Workers that earn less than $75,000 will benefit the most from a rise in the superannuation guarantee (SG), as higher income earners already benefit from higher contribution rates.
Speaking at the Australian Council of Trade Unions (ACTU) Emergency Superannuation Summit, Emma Dawson, Per Capita executive director, said the argument that super came out of wages or that it led to lower wage growth was particularly spurious because Australia was in a recession.
“It’s very hard to achieve wage growth in a recession… workers will either get the SG or they’ll get nothing and they’ve had nothing for six years in terms of real wage growth in their take-home pay,” Dawson said.
“If we look at who is actually affected by the SG rise now – and this is an argument that even some on the Left will make – is that ‘well it’s inequitable, the costs of it are too high and if we increase it the benefit mainly goes to high income earners’, but that’s untrue.”
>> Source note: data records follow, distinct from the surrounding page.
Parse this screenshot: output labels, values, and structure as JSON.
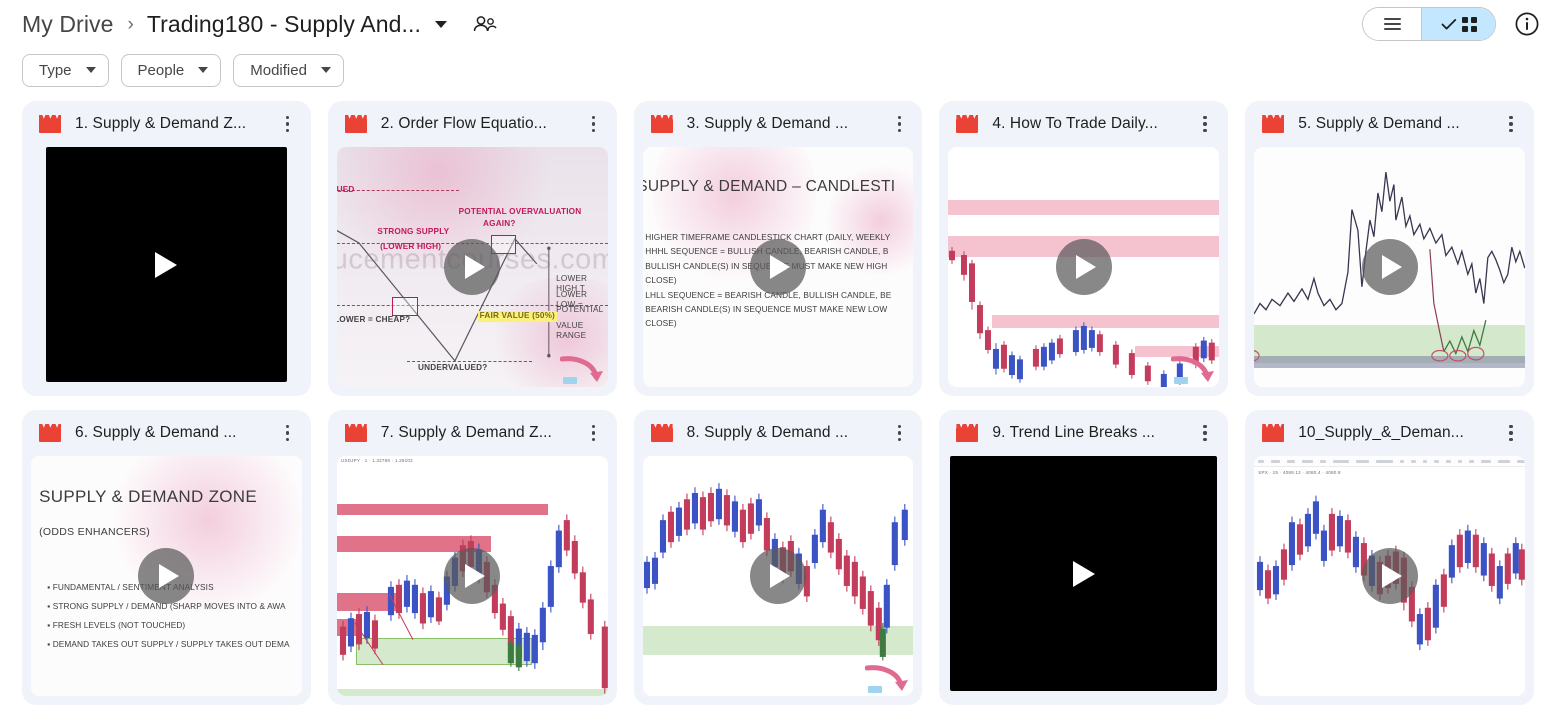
{
  "header": {
    "breadcrumb_root": "My Drive",
    "breadcrumb_separator": "›",
    "breadcrumb_current": "Trading180 - Supply And...",
    "people_icon": "people-icon",
    "caret_icon": "chevron-down-icon",
    "view_list_icon": "list-view-icon",
    "view_grid_icon": "grid-view-icon",
    "view_grid_check_icon": "check-icon",
    "info_icon": "info-icon",
    "accent_selected": "#c2e7ff",
    "border_color": "#c4c7c5"
  },
  "filters": [
    {
      "label": "Type",
      "icon": "chevron-down-icon"
    },
    {
      "label": "People",
      "icon": "chevron-down-icon"
    },
    {
      "label": "Modified",
      "icon": "chevron-down-icon"
    }
  ],
  "grid": {
    "file_icon": "video-clapperboard-icon",
    "file_icon_color": "#ea4335",
    "menu_icon": "more-vert-icon",
    "play_icon": "play-icon",
    "cards": [
      {
        "title": "1. Supply & Demand Z...",
        "thumb": "black"
      },
      {
        "title": "2. Order Flow Equatio...",
        "thumb": "zigzag-diagram"
      },
      {
        "title": "3. Supply & Demand ...",
        "thumb": "text-slide-candlestick"
      },
      {
        "title": "4. How To Trade Daily...",
        "thumb": "chart-supply-zones"
      },
      {
        "title": "5. Supply & Demand ...",
        "thumb": "chart-demand-green"
      },
      {
        "title": "6. Supply & Demand ...",
        "thumb": "text-slide-zone"
      },
      {
        "title": "7. Supply & Demand Z...",
        "thumb": "chart-multi-zones"
      },
      {
        "title": "8. Supply & Demand ...",
        "thumb": "chart-green-band"
      },
      {
        "title": "9. Trend Line Breaks ...",
        "thumb": "black"
      },
      {
        "title": "10_Supply_&_Deman...",
        "thumb": "chart-toolbar"
      }
    ]
  },
  "thumbnails": {
    "card2": {
      "watermark": "ducementcourses.com",
      "label_overvalued": "POTENTIAL OVERVALUATION",
      "label_overvalued2": "AGAIN?",
      "label_strong_supply": "STRONG SUPPLY",
      "label_strong_supply2": "(LOWER HIGH)",
      "label_lued": "LUED",
      "label_cheap": "LOWER = CHEAP?",
      "label_fair_value": "FAIR VALUE (50%)",
      "label_undervalued": "UNDERVALUED?",
      "label_range1": "LOWER HIGH T",
      "label_range2": "LOWER LOW =",
      "label_range3": "POTENTIAL",
      "label_range4": "VALUE RANGE"
    },
    "card3": {
      "title": "SUPPLY & DEMAND – CANDLESTI",
      "line1": "HIGHER TIMEFRAME CANDLESTICK CHART (DAILY, WEEKLY",
      "line2": "HHHL SEQUENCE = BULLISH CANDLE, BEARISH CANDLE, B",
      "line3": "BULLISH CANDLE(S) IN SEQUENCE MUST MAKE NEW HIGH",
      "line4": "CLOSE)",
      "line5": "LHLL SEQUENCE = BEARISH CANDLE, BULLISH CANDLE, BE",
      "line6": "BEARISH CANDLE(S) IN SEQUENCE MUST MAKE NEW LOW",
      "line7": "CLOSE)"
    },
    "card6": {
      "title": "SUPPLY & DEMAND ZONE",
      "subtitle": "(ODDS ENHANCERS)",
      "bullet1": "FUNDAMENTAL / SENTIMENT ANALYSIS",
      "bullet2": "STRONG SUPPLY / DEMAND (SHARP MOVES INTO & AWA",
      "bullet3": "FRESH LEVELS (NOT TOUCHED)",
      "bullet4": "DEMAND TAKES OUT SUPPLY / SUPPLY TAKES OUT DEMA"
    },
    "card7": {
      "ticker": "USDJPY · 1 · 1.32788 · 1.29102"
    },
    "card10": {
      "ticker": "SPX · 15 · 4089.12 · 4080.4 · 4090.8"
    }
  }
}
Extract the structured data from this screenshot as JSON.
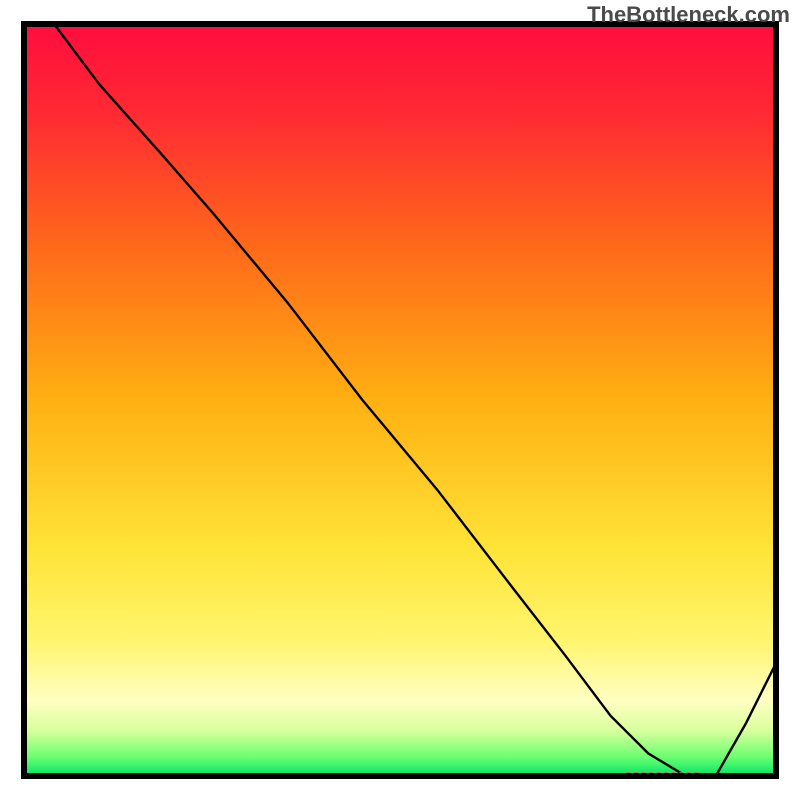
{
  "watermark": "TheBottleneck.com",
  "chart_data": {
    "type": "line",
    "title": "",
    "xlabel": "",
    "ylabel": "",
    "xlim": [
      0,
      100
    ],
    "ylim": [
      0,
      100
    ],
    "x": [
      0,
      4,
      10,
      18,
      25,
      35,
      45,
      55,
      65,
      72,
      78,
      83,
      88,
      92,
      96,
      100
    ],
    "values": [
      100,
      100,
      92,
      83,
      75,
      63,
      50,
      38,
      25,
      16,
      8,
      3,
      0,
      0,
      7,
      15
    ],
    "annotations": [
      {
        "kind": "marker",
        "x_start": 80,
        "x_end": 90,
        "y": 0,
        "color": "#ff4d4d"
      }
    ],
    "gradient_stops": [
      {
        "offset": 0.0,
        "color": "#ff0d3e"
      },
      {
        "offset": 0.12,
        "color": "#ff2a33"
      },
      {
        "offset": 0.3,
        "color": "#ff6a1a"
      },
      {
        "offset": 0.5,
        "color": "#ffb012"
      },
      {
        "offset": 0.7,
        "color": "#ffe438"
      },
      {
        "offset": 0.82,
        "color": "#fff56e"
      },
      {
        "offset": 0.9,
        "color": "#ffffc2"
      },
      {
        "offset": 0.94,
        "color": "#d8ff9c"
      },
      {
        "offset": 0.975,
        "color": "#6aff70"
      },
      {
        "offset": 1.0,
        "color": "#00e566"
      }
    ]
  },
  "frame": {
    "outer": 800,
    "margin": 24,
    "stroke": "#000000"
  }
}
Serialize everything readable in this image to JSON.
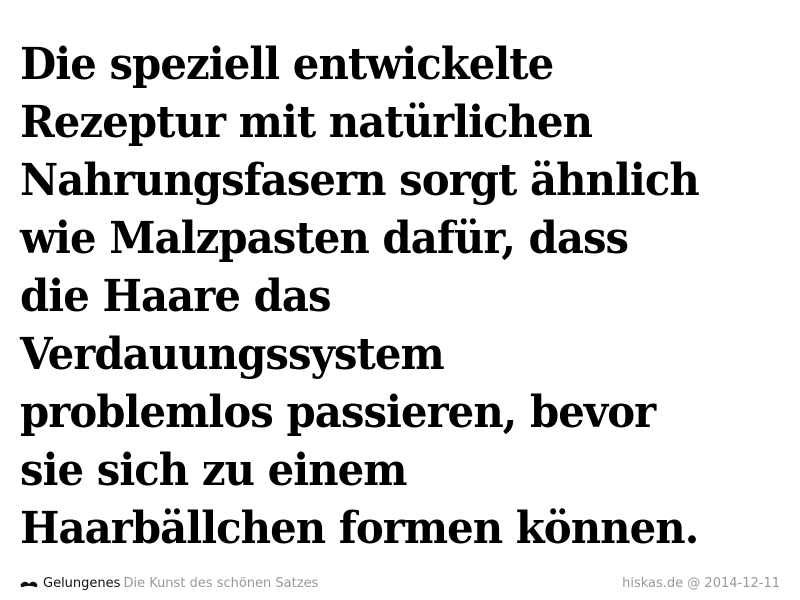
{
  "quote": {
    "lines": [
      "Die speziell entwickelte",
      "Rezeptur mit natürlichen",
      "Nahrungsfasern sorgt ähnlich",
      "wie Malzpasten dafür, dass",
      "die Haare das",
      "Verdauungssystem",
      "problemlos passieren, bevor",
      "sie sich zu einem",
      "Haarbällchen formen können."
    ]
  },
  "footer": {
    "icon": "mustache-icon",
    "brand_name": "Gelungenes",
    "brand_tagline": "Die Kunst des schönen Satzes",
    "attribution": "hiskas.de @ 2014-12-11"
  }
}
Dawson pointed to the fact that higher income earners were already on a 12% or even 15% rate and if they weren’t, they were able to salary sacrifice to take advantage of tax benefits that come with that.
“Overwhelmingly, those who will benefit from a rise in compulsory rate of super are those earning under $75,000 a year and they’re more likely to be women (53%) than men,” Dawson said.
“Two-thirds of trainees, community services workers, admin workers and clerical workers rely on the SG rate.
“Three-quarters of people working in sales, machinery operators, drivers and labourers rely on that SG rate too.
“We’re being told by people in Parliament who are on 15.6% that we can’t afford a rise for the lowest paid and those that do such essential work in our society.”